There’s this big momentary kerfuffle going on about NHL hockey, about how some guy crunched some other guy into the boards and landed him up with a concussion. Apparently it was a “legal” move, the bodychecker wasn’t punishable and the bodycheckee isn’t seriously hurt. It made a great big thud and the crowd went wild. (I actually think the reason this “news” is getting so much air is because it is providing an entertaining respite from the tedious possibility of nuclear disaster in Japan).
Now, the REALLY big non-news is, Air Canada – a major sponsor of NHL hockey – has threatened to pull out of sponsorship if they don’t, um…do something about violence in NHL hockey.
To be clear, it’s not like I give a rat’s ass about hockey. What interests me is the elephant in the room, and the elephant is this: lots of people LIKE violent hockey games; that is why they watch Hockey Night in Canada. I am not judging them for that predilection – it is human nature to be absorbed by diplays of brute physical strength, and to be morbidly facinated by pain. It is often hard to take our eyes off a gory car crash. When I was a kid I loved those tales-from-the-crypt comic books, the ones with lots of dismemberment and popping eyeballs. I’ll venture that it is primal. Something in us is entranced by the visceral, and we will pay good money to see blood, from the Roman Colloseum to the corporate suites of Rogers Stadium. I’m sure modern psychology has much to say about why this is, and I haven’t thought about it very much – I guess probably at its core it is catharsis â€“ a displaced sense of revenge and release. I don’t know, human nature is complicated, and I’m typing off the top of my head. All I know is, a skillful goal in a hockey game will get the crowd cheering, but a fullon brawl will make them scream and howl for more.
This is why, when there is blood on the ice, the TV cameras home in like vultures. I remember seeing a hockey game once, where the hungry camera zoomed in tight on some poor shmoe, down on his knees on the ice, scraping blood into a dustpan. No doubt whatever product was advertised on the boards behind him was fully legible.

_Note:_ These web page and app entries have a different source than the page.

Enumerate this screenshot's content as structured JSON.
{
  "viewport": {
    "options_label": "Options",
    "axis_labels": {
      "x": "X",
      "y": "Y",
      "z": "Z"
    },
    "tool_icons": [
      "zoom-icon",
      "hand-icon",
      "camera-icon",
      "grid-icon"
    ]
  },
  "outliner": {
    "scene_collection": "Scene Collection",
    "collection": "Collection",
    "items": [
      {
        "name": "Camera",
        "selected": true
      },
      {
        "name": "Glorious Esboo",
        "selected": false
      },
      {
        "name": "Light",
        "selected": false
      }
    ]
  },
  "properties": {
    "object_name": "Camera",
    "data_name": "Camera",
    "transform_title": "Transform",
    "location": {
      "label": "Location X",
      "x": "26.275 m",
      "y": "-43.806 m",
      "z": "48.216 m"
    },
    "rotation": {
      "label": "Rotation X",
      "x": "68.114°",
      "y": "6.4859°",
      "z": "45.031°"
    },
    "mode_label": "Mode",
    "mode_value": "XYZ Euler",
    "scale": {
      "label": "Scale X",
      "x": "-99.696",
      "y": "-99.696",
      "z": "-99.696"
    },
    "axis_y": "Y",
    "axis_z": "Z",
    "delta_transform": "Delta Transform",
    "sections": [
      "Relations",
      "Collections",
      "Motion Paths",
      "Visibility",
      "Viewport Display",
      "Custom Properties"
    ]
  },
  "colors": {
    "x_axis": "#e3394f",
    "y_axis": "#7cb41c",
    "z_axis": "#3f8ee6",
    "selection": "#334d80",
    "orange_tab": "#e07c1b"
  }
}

And nothing will keep TV viewers glued to the screen, right through the commercials, like the possibility of nasty revenge in the next play.
So anyway, now there is this momentary media kerfuffle, and people are calling in to the radio stations and writing to the papers. The people calling in to comment are the people who won’t go to NHL hockey games, who have stopped taking their kids, etc. etc. The people we aren’t calling in (cuz it’s a little hard to say it on national radio) are the many thousands who love the NHL because of the fights.Â They don’t watch international hockey – they are bored by nonviolent games. In fact, although the morally outraged are vocal, there are many more viewers who would switch channels if the TV CAMERAS TURNED AWAY FROM THE CARNAGE. Which they won’t, because, such a large majority of viewers love it – at least, enough of them do to keep the ratings high. And in case anyone hasn’t noticed, TV is a medium in its death throes, and the fight for TV ad revenues is more cut-throat than any on-ice battle could ever be. I am revolted by the complicity of the media, in pretending that they don’t ceaselessly feed our fascination with violence while hypocritically feigning disgust.
The obvious way to quash NHL violence immediately would be to simply refuse to televise it. But the broadcasters will never do that, because violent play is the NHL brand, and it is their bread-and-butter. And thus the coaches and managers will never nstruct the players to act civilly, because to do so would be, figuratively, to cut their own throats.
I say this, knowing full well that “the media” as an entity does not exist. We are the media, and the media is us.
And now Air Canada has stepped into the fray, with a master stroke of marketing genius. They have righteously announced that they demand action to curb hockey injuries. Knowing of course, that if there is a public uproar against blatant head-smashing, they as sponsors might take small share of the flack – but, by proactively leading the charge, they will have successfully garnered millions of dollars worth of free advertising, even on Canada’s “advertising-free” public broadcasters. You can practically hear the back-slapping in the corporate boardroom. And god knows, with fuel prices soaring and commercial airlines teetering on the edge of fossil-fuel oblivion, airlines are scrambling for any competitive advantage they can grab. The fact that global corporations – especially fossil-fuel-industry slaves like airlines – fall all over themselves to capitalize on samsara should come as no surprise.
So why exactly do I care about this? Because, as much as I was drawn to comic books as a kid, I am fascinated by these grotesque and elaborate displays of willful denial of human nature â€“ which is not evil, but simply complex and paradoxical. We are funny monkeys indeed.